'I don't mean school knowledge but the audience having the freedom to understand about film and the language of cinema.
'You want the audience to enjoy it and really relish it and wish for more to be part of your own voice.
'We have lived under the shadow of America for too long and we have plenty to say. As things go on we have had more and more to say and that's where having an educated audience is needed, which is where Cinema City comes in.'
Mr Hurt's next project will see him film alongside US star Dwayne Johnson, better known to some as wrestler The Rock, who will play the lead role in Hercules: The Thracian Wars, which is due for release in the summer of 2014.
The film will also reunite him with an old friend, Ian McShane, with whom he studied at the Royal Academy of Dramatic Art (RADA).
Mr Hurt has also chosen a series of films which have influenced and inspired him, which will be screened at Cinema City throughout this year.
This will start with the 1945 version of Oliver Twist starring Alec Guinness as Fagan on Sunday May 5 and continue through until one of his own films, Midnight Express, on Sunday, October 20.
Mr Hurt added: 'These are all films which have meant something to me at a particular time in my life. Oliver Twist was when I was very young and was really my first awareness of Alec Guinness and Kind Hearts and Coronets (May 26) is Alec Guinness at his most extraordinary.'
An exclusive charcoal drawing of The Elephant Man sketched by Mr Hurt is also being auctioned in aid of Cinema Plus, as is a signed blu-ray copy of the film.

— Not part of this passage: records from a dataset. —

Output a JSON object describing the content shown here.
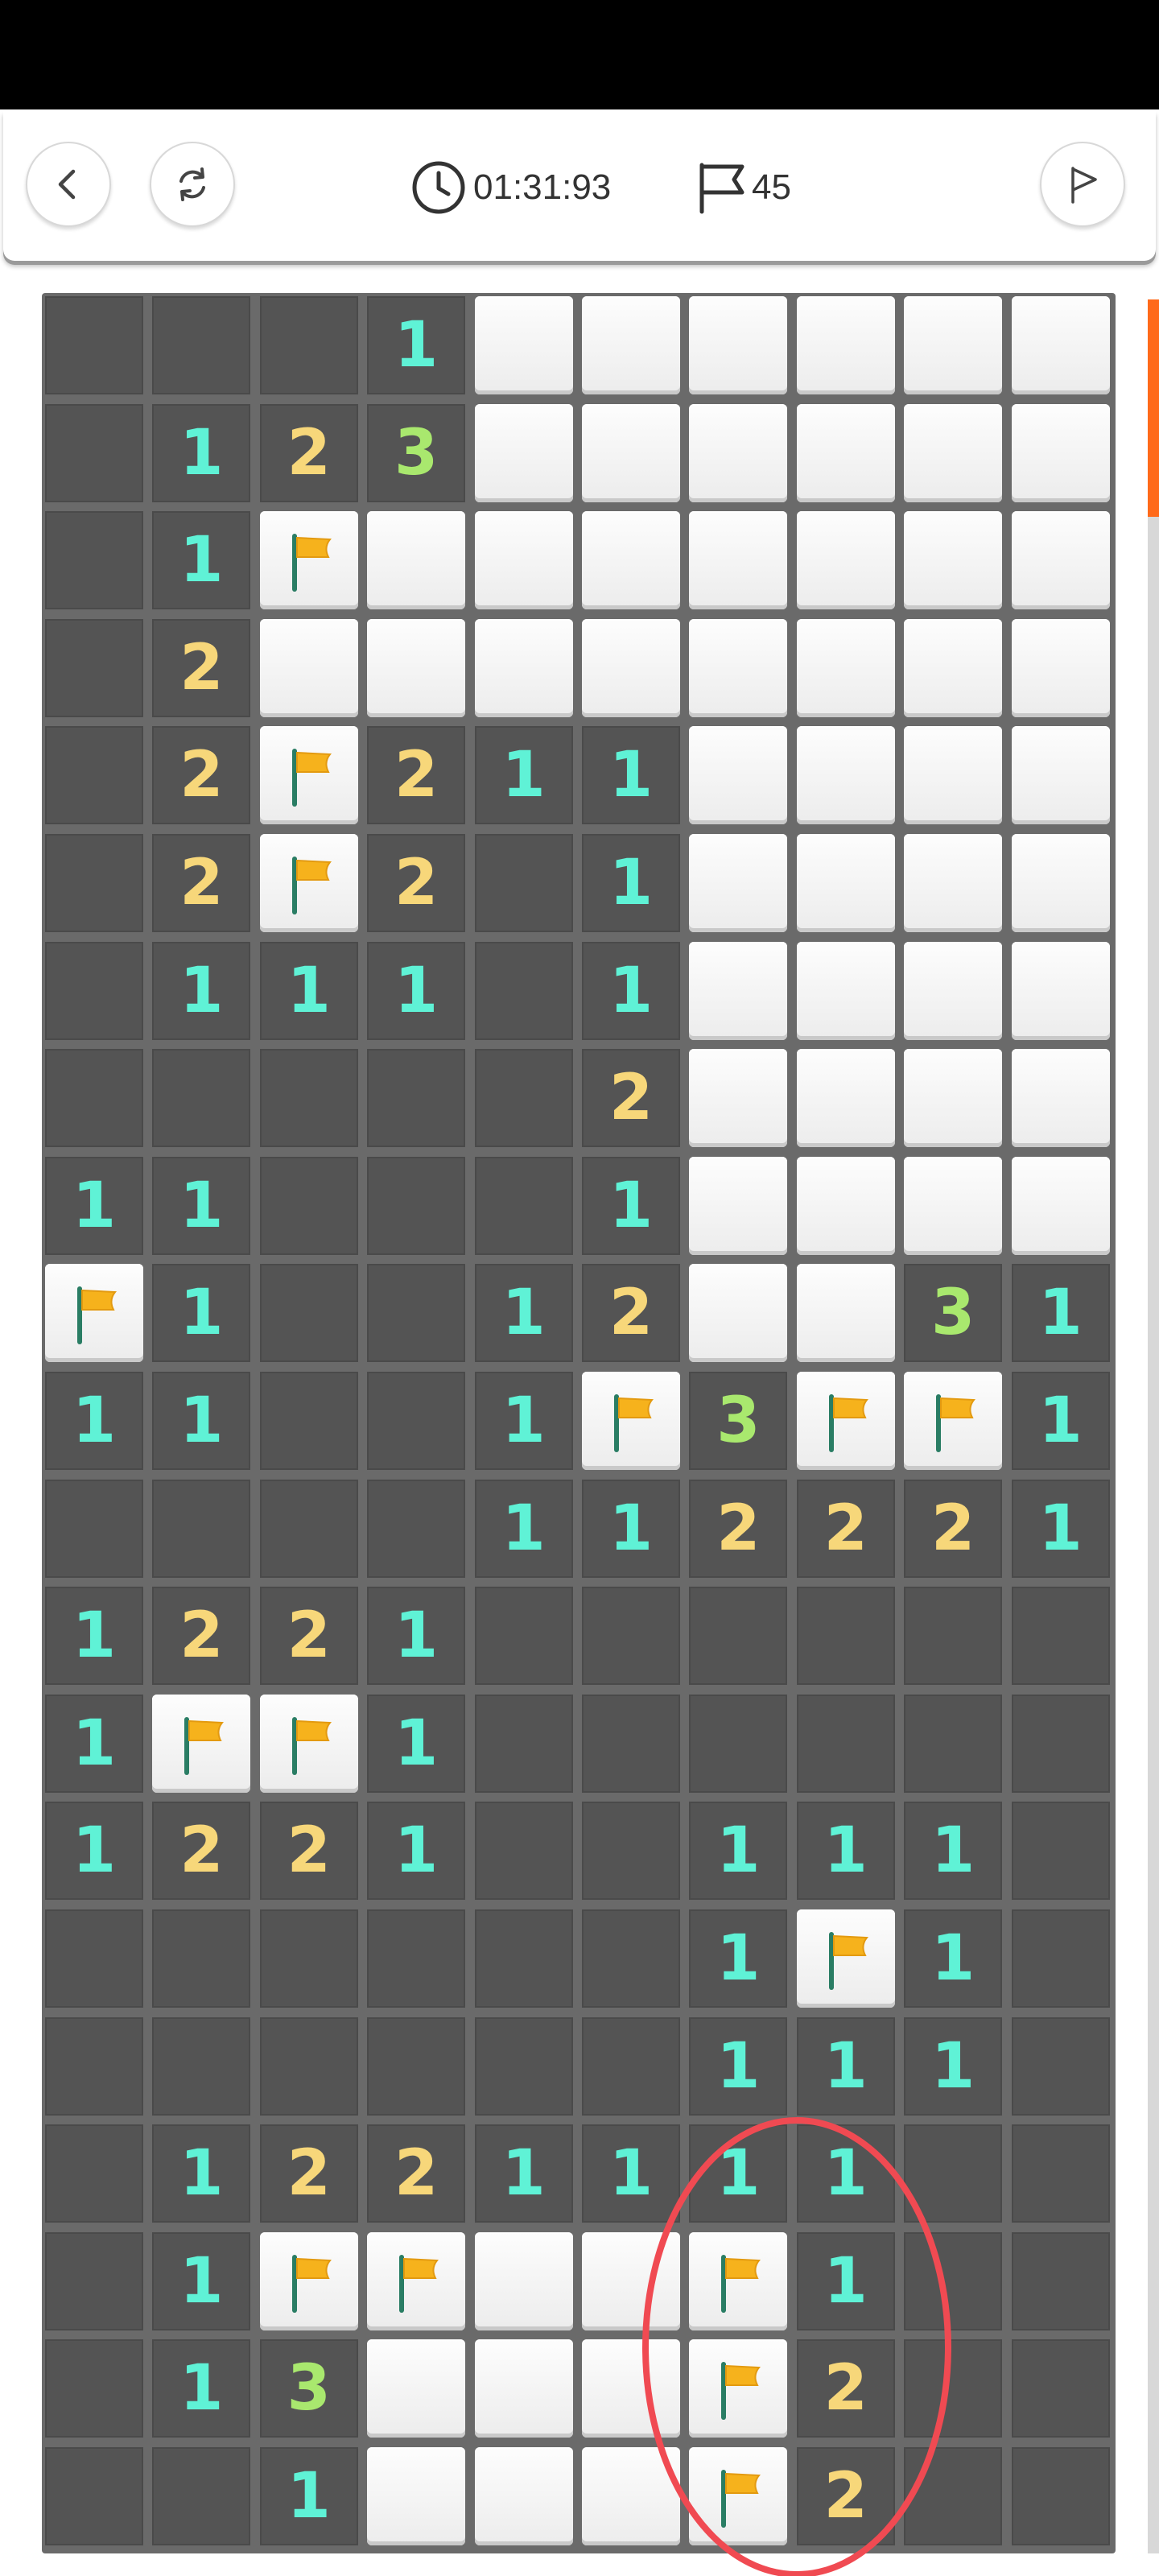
{
  "toolbar": {
    "back_icon": "chevron-left-icon",
    "restart_icon": "restart-arrows-icon",
    "timer_icon": "clock-icon",
    "timer": "01:31:93",
    "flag_icon": "flag-outline-icon",
    "flags_count": "45",
    "flag_mode_icon": "flag-mode-icon"
  },
  "colors": {
    "one": "#5ff2d6",
    "two": "#f7d77a",
    "three": "#a9e86e",
    "flag": "#f6b21c",
    "revealed": "#545454",
    "hidden": "#f5f5f5",
    "annotation": "#f04a52",
    "scroll": "#ff6a1a"
  },
  "board": {
    "rows": [
      [
        "0",
        "0",
        "0",
        "1",
        "H",
        "H",
        "H",
        "H",
        "H",
        "H"
      ],
      [
        "0",
        "1",
        "2",
        "3",
        "H",
        "H",
        "H",
        "H",
        "H",
        "H"
      ],
      [
        "0",
        "1",
        "F",
        "H",
        "H",
        "H",
        "H",
        "H",
        "H",
        "H"
      ],
      [
        "0",
        "2",
        "H",
        "H",
        "H",
        "H",
        "H",
        "H",
        "H",
        "H"
      ],
      [
        "0",
        "2",
        "F",
        "2",
        "1",
        "1",
        "H",
        "H",
        "H",
        "H"
      ],
      [
        "0",
        "2",
        "F",
        "2",
        "0",
        "1",
        "H",
        "H",
        "H",
        "H"
      ],
      [
        "0",
        "1",
        "1",
        "1",
        "0",
        "1",
        "H",
        "H",
        "H",
        "H"
      ],
      [
        "0",
        "0",
        "0",
        "0",
        "0",
        "2",
        "H",
        "H",
        "H",
        "H"
      ],
      [
        "1",
        "1",
        "0",
        "0",
        "0",
        "1",
        "H",
        "H",
        "H",
        "H"
      ],
      [
        "F",
        "1",
        "0",
        "0",
        "1",
        "2",
        "H",
        "H",
        "3",
        "1"
      ],
      [
        "1",
        "1",
        "0",
        "0",
        "1",
        "F",
        "3",
        "F",
        "F",
        "1"
      ],
      [
        "0",
        "0",
        "0",
        "0",
        "1",
        "1",
        "2",
        "2",
        "2",
        "1"
      ],
      [
        "1",
        "2",
        "2",
        "1",
        "0",
        "0",
        "0",
        "0",
        "0",
        "0"
      ],
      [
        "1",
        "F",
        "F",
        "1",
        "0",
        "0",
        "0",
        "0",
        "0",
        "0"
      ],
      [
        "1",
        "2",
        "2",
        "1",
        "0",
        "0",
        "1",
        "1",
        "1",
        "0"
      ],
      [
        "0",
        "0",
        "0",
        "0",
        "0",
        "0",
        "1",
        "F",
        "1",
        "0"
      ],
      [
        "0",
        "0",
        "0",
        "0",
        "0",
        "0",
        "1",
        "1",
        "1",
        "0"
      ],
      [
        "0",
        "1",
        "2",
        "2",
        "1",
        "1",
        "1",
        "1",
        "0",
        "0"
      ],
      [
        "0",
        "1",
        "F",
        "F",
        "H",
        "H",
        "F",
        "1",
        "0",
        "0"
      ],
      [
        "0",
        "1",
        "3",
        "H",
        "H",
        "H",
        "F",
        "2",
        "0",
        "0"
      ],
      [
        "0",
        "0",
        "1",
        "H",
        "H",
        "H",
        "F",
        "2",
        "0",
        "0"
      ]
    ]
  }
}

The auction starts tomorrow, for more information go to www.cinemaplus.org.uk